Exercise goal
Pictures do not belong in the copy; retype the records below exactly.

- Opening Delimiter -

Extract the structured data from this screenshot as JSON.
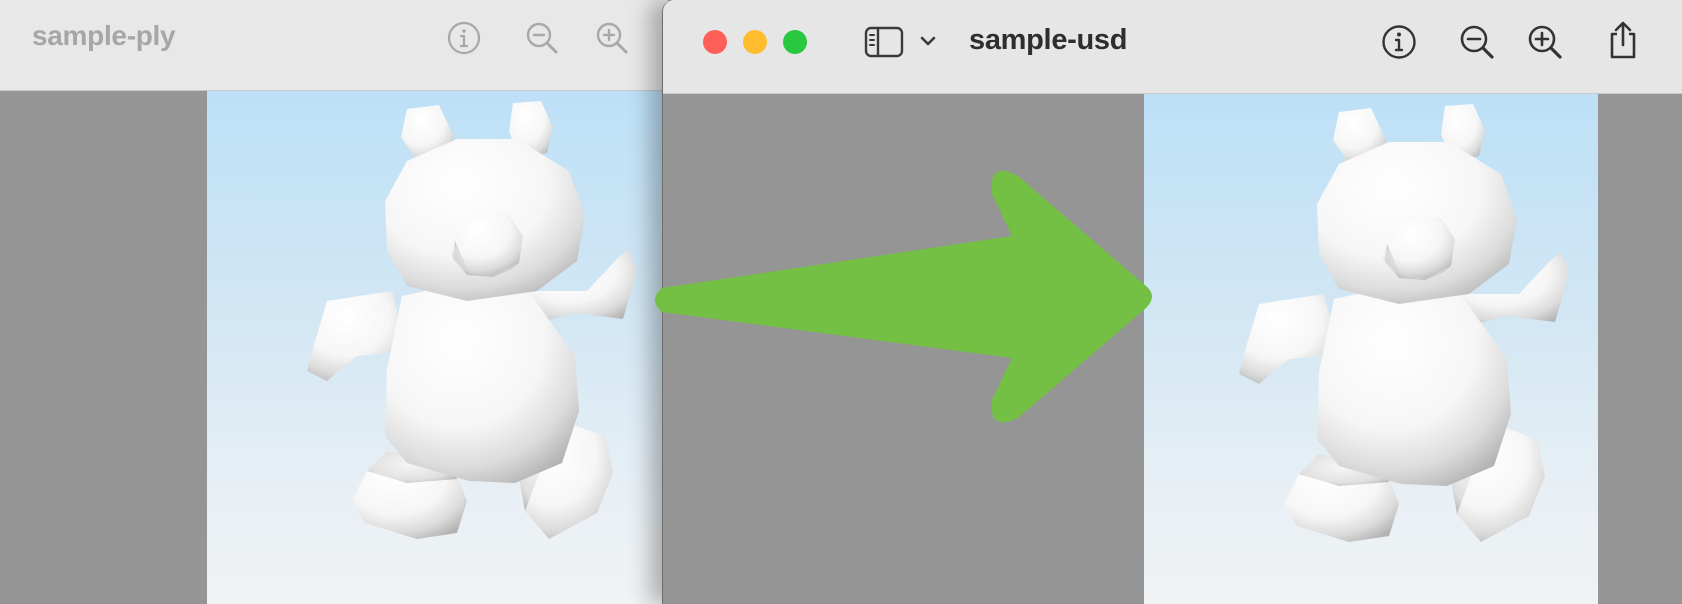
{
  "windows": [
    {
      "title": "sample-ply",
      "active": false,
      "toolbar_icons": [
        "info-icon",
        "zoom-out-icon",
        "zoom-in-icon"
      ]
    },
    {
      "title": "sample-usd",
      "active": true,
      "toolbar_icons": [
        "sidebar-icon",
        "chevron-down-icon",
        "info-icon",
        "zoom-out-icon",
        "zoom-in-icon",
        "share-icon"
      ]
    }
  ],
  "colors": {
    "traffic_close": "#fe5f57",
    "traffic_minimize": "#febc2e",
    "traffic_zoom": "#28c840",
    "arrow": "#74c044",
    "canvas_gray": "#959595",
    "toolbar_bg": "#e8e8e8"
  },
  "annotation": {
    "shape": "arrow",
    "direction": "right",
    "color": "#74c044"
  }
}
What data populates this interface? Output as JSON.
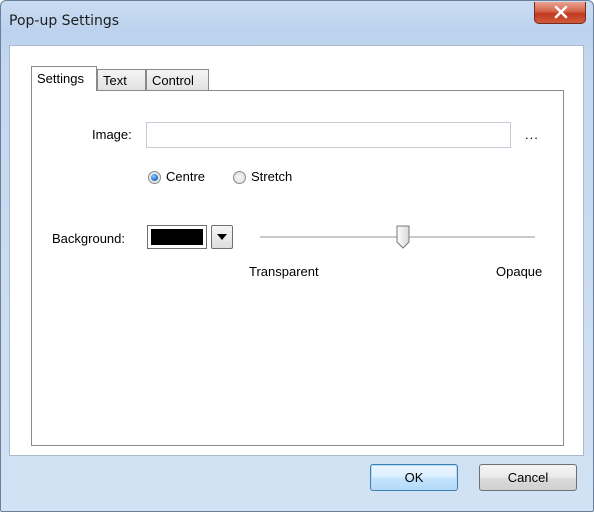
{
  "window": {
    "title": "Pop-up Settings"
  },
  "tabs": [
    {
      "label": "Settings",
      "active": true
    },
    {
      "label": "Text",
      "active": false
    },
    {
      "label": "Control",
      "active": false
    }
  ],
  "settings": {
    "image_label": "Image:",
    "image_value": "",
    "browse_label": "...",
    "radio_centre": "Centre",
    "radio_stretch": "Stretch",
    "selected_mode": "Centre",
    "background_label": "Background:",
    "background_color": "#000000",
    "opacity_min_label": "Transparent",
    "opacity_max_label": "Opaque",
    "opacity_level": 0.52
  },
  "buttons": {
    "ok": "OK",
    "cancel": "Cancel"
  },
  "icons": {
    "close": "close-icon",
    "dropdown": "chevron-down-icon",
    "slider": "slider-thumb-icon"
  }
}
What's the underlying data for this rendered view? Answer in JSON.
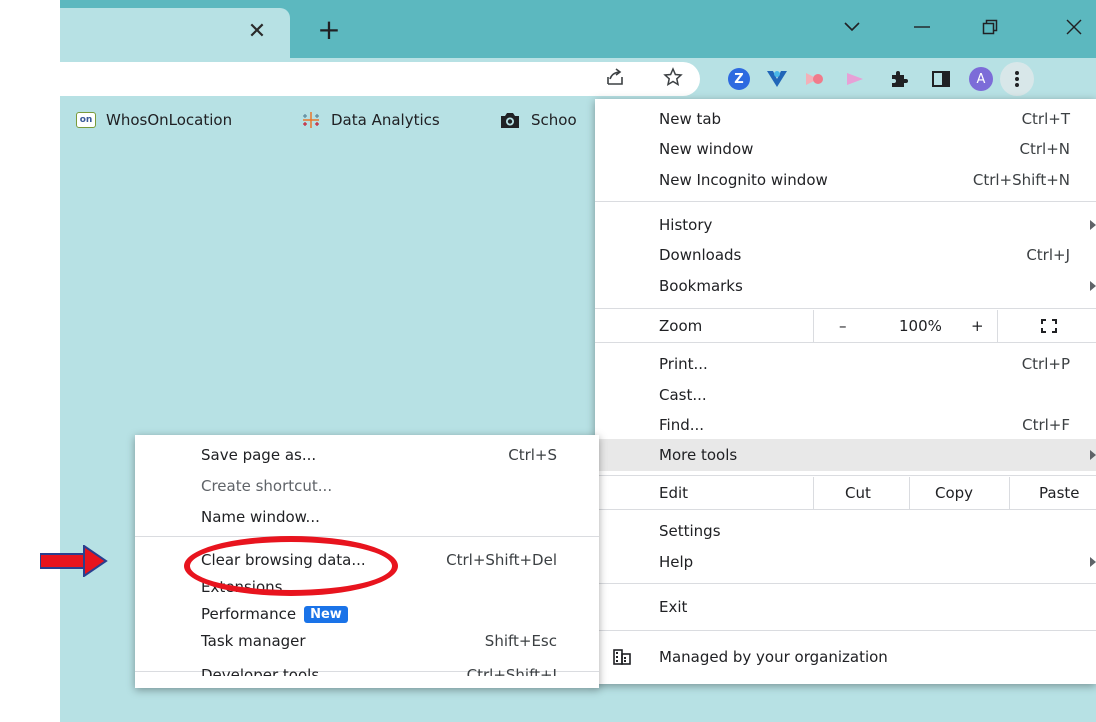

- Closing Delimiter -

Exercise solution
Extract the structured data from this screenshot as JSON.
{
  "windows": [
    {
      "title": "sample-ply",
      "active": false,
      "toolbar_icons": [
        "info-icon",
        "zoom-out-icon",
        "zoom-in-icon"
      ]
    },
    {
      "title": "sample-usd",
      "active": true,
      "toolbar_icons": [
        "sidebar-icon",
        "chevron-down-icon",
        "info-icon",
        "zoom-out-icon",
        "zoom-in-icon",
        "share-icon"
      ]
    }
  ],
  "colors": {
    "traffic_close": "#fe5f57",
    "traffic_minimize": "#febc2e",
    "traffic_zoom": "#28c840",
    "arrow": "#74c044",
    "canvas_gray": "#959595",
    "toolbar_bg": "#e8e8e8"
  },
  "annotation": {
    "shape": "arrow",
    "direction": "right",
    "color": "#74c044"
  }
}
What data populates this interface? Output as JSON.
{
  "window": {
    "title": "Pop-up Settings"
  },
  "tabs": [
    {
      "label": "Settings",
      "active": true
    },
    {
      "label": "Text",
      "active": false
    },
    {
      "label": "Control",
      "active": false
    }
  ],
  "settings": {
    "image_label": "Image:",
    "image_value": "",
    "browse_label": "...",
    "radio_centre": "Centre",
    "radio_stretch": "Stretch",
    "selected_mode": "Centre",
    "background_label": "Background:",
    "background_color": "#000000",
    "opacity_min_label": "Transparent",
    "opacity_max_label": "Opaque",
    "opacity_level": 0.52
  },
  "buttons": {
    "ok": "OK",
    "cancel": "Cancel"
  },
  "icons": {
    "close": "close-icon",
    "dropdown": "chevron-down-icon",
    "slider": "slider-thumb-icon"
  }
}
What's the underlying data for this rendered view? Answer in JSON.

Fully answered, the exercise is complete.